TASK >> Please print each entry below exactly as it stands, but without any pictures.

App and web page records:

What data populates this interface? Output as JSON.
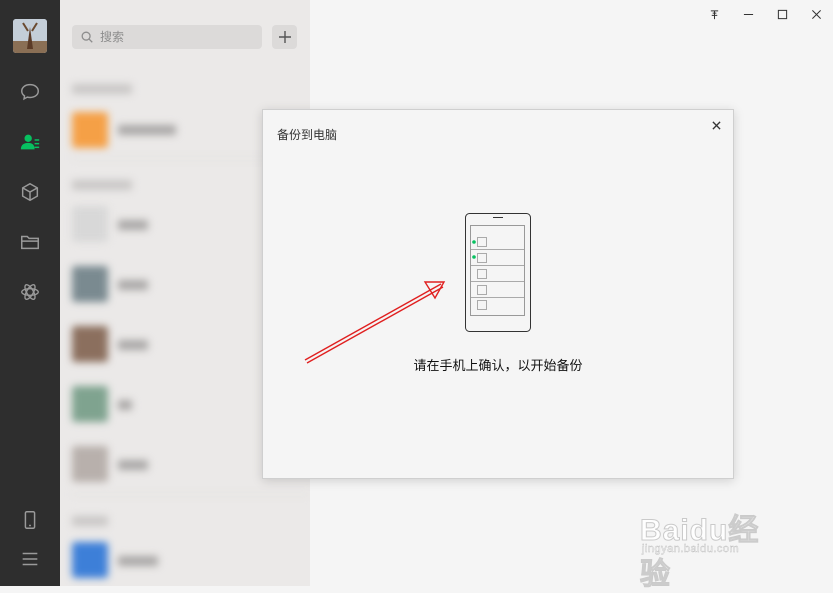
{
  "search": {
    "placeholder": "搜索"
  },
  "dialog": {
    "title": "备份到电脑",
    "message": "请在手机上确认，以开始备份"
  },
  "window_controls": [
    "pin",
    "minimize",
    "maximize",
    "close"
  ],
  "sidebar": {
    "icons": [
      "chat-icon",
      "contacts-icon",
      "favorites-icon",
      "folder-icon",
      "miniprogram-icon",
      "phone-icon",
      "menu-icon"
    ],
    "active": "contacts-icon"
  },
  "watermark": {
    "logo": "Baidu经验",
    "url": "jingyan.baidu.com"
  },
  "colors": {
    "sidebar": "#2e2e2e",
    "accent": "#07c160",
    "arrow": "#e02020"
  }
}
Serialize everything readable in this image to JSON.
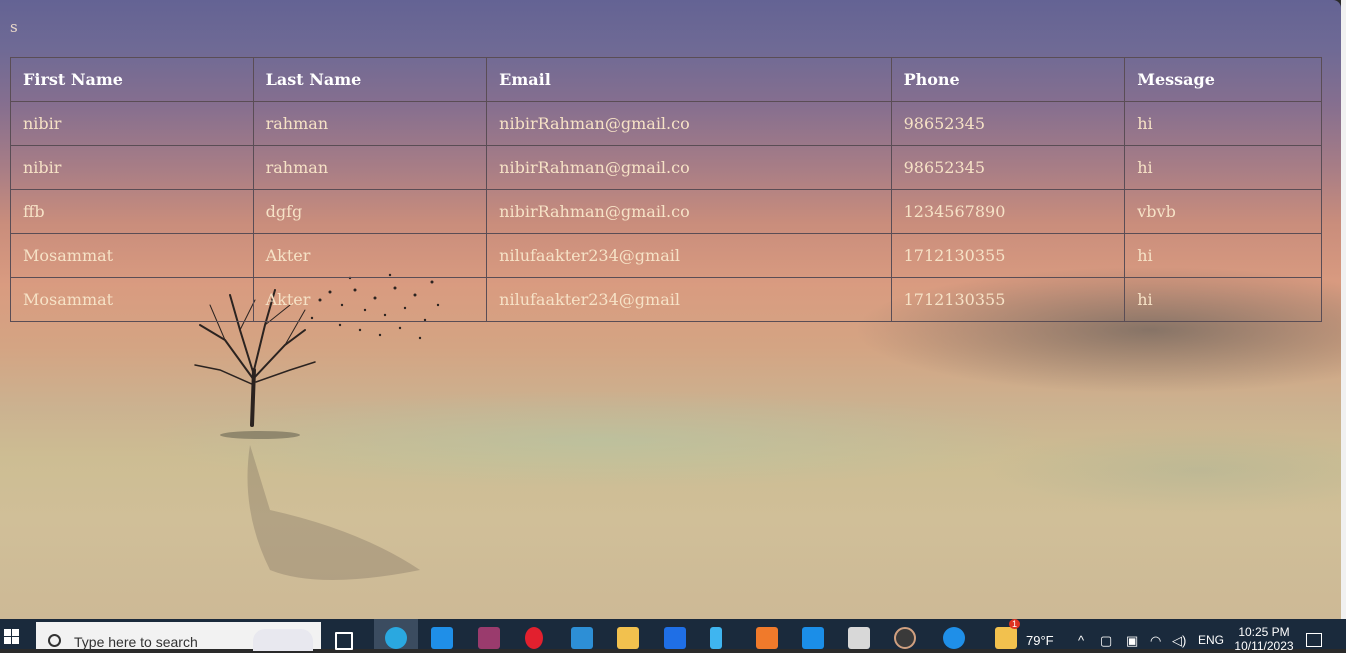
{
  "page": {
    "label": "s"
  },
  "table": {
    "headers": [
      "First Name",
      "Last Name",
      "Email",
      "Phone",
      "Message"
    ],
    "rows": [
      [
        "nibir",
        "rahman",
        "nibirRahman@gmail.co",
        "98652345",
        "hi"
      ],
      [
        "nibir",
        "rahman",
        "nibirRahman@gmail.co",
        "98652345",
        "hi"
      ],
      [
        "ffb",
        "dgfg",
        "nibirRahman@gmail.co",
        "1234567890",
        "vbvb"
      ],
      [
        "Mosammat",
        "Akter",
        "nilufaakter234@gmail",
        "1712130355",
        "hi"
      ],
      [
        "Mosammat",
        "Akter",
        "nilufaakter234@gmail",
        "1712130355",
        "hi"
      ]
    ]
  },
  "taskbar": {
    "search_placeholder": "Type here to search",
    "weather": "79°F",
    "language": "ENG",
    "time": "10:25 PM",
    "date": "10/11/2023",
    "mail_badge": "1",
    "apps": [
      "task-view-icon",
      "edge-icon",
      "mail-icon",
      "winrar-icon",
      "opera-icon",
      "store-icon",
      "file-explorer-icon",
      "dropbox-icon",
      "flutter-icon",
      "xampp-icon",
      "vscode-icon",
      "media-player-icon",
      "play-icon",
      "help-icon",
      "weather-icon"
    ]
  }
}
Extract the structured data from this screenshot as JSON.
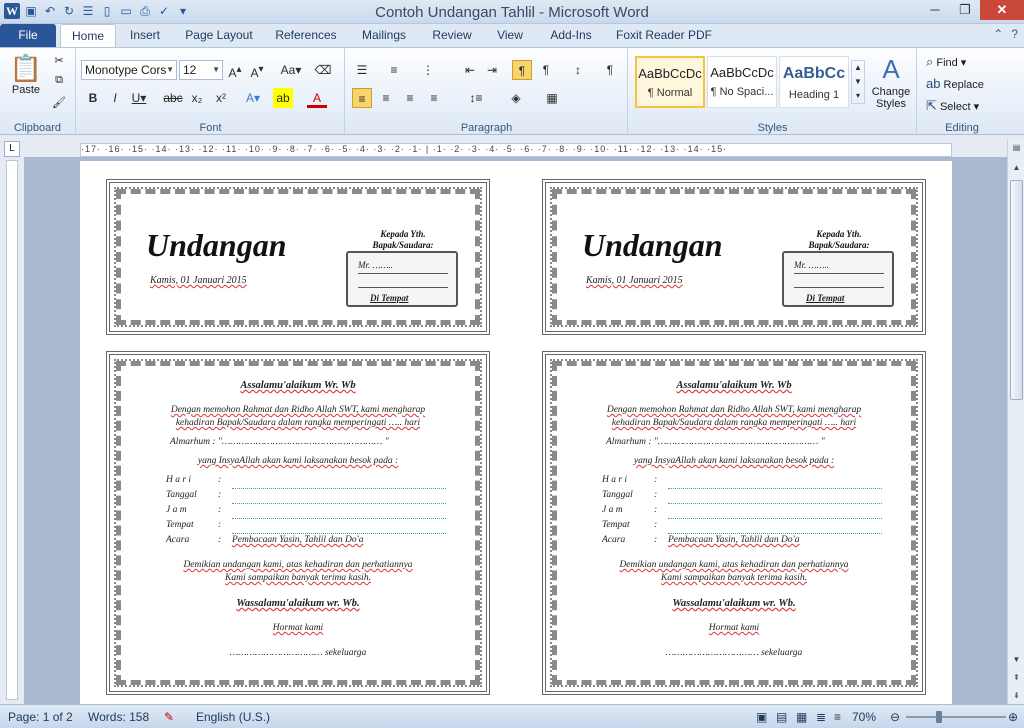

RESPONSE >>
What data populates this interface? Output as JSON.
{
  "search": {
    "placeholder": "搜索"
  },
  "dialog": {
    "title": "备份到电脑",
    "message": "请在手机上确认，以开始备份"
  },
  "window_controls": [
    "pin",
    "minimize",
    "maximize",
    "close"
  ],
  "sidebar": {
    "icons": [
      "chat-icon",
      "contacts-icon",
      "favorites-icon",
      "folder-icon",
      "miniprogram-icon",
      "phone-icon",
      "menu-icon"
    ],
    "active": "contacts-icon"
  },
  "watermark": {
    "logo": "Baidu经验",
    "url": "jingyan.baidu.com"
  },
  "colors": {
    "sidebar": "#2e2e2e",
    "accent": "#07c160",
    "arrow": "#e02020"
  }
}
Serialize everything readable in this image to JSON.
{
  "page": {
    "label": "s"
  },
  "table": {
    "headers": [
      "First Name",
      "Last Name",
      "Email",
      "Phone",
      "Message"
    ],
    "rows": [
      [
        "nibir",
        "rahman",
        "nibirRahman@gmail.co",
        "98652345",
        "hi"
      ],
      [
        "nibir",
        "rahman",
        "nibirRahman@gmail.co",
        "98652345",
        "hi"
      ],
      [
        "ffb",
        "dgfg",
        "nibirRahman@gmail.co",
        "1234567890",
        "vbvb"
      ],
      [
        "Mosammat",
        "Akter",
        "nilufaakter234@gmail",
        "1712130355",
        "hi"
      ],
      [
        "Mosammat",
        "Akter",
        "nilufaakter234@gmail",
        "1712130355",
        "hi"
      ]
    ]
  },
  "taskbar": {
    "search_placeholder": "Type here to search",
    "weather": "79°F",
    "language": "ENG",
    "time": "10:25 PM",
    "date": "10/11/2023",
    "mail_badge": "1",
    "apps": [
      "task-view-icon",
      "edge-icon",
      "mail-icon",
      "winrar-icon",
      "opera-icon",
      "store-icon",
      "file-explorer-icon",
      "dropbox-icon",
      "flutter-icon",
      "xampp-icon",
      "vscode-icon",
      "media-player-icon",
      "play-icon",
      "help-icon",
      "weather-icon"
    ]
  }
}
Extract the structured data from this screenshot as JSON.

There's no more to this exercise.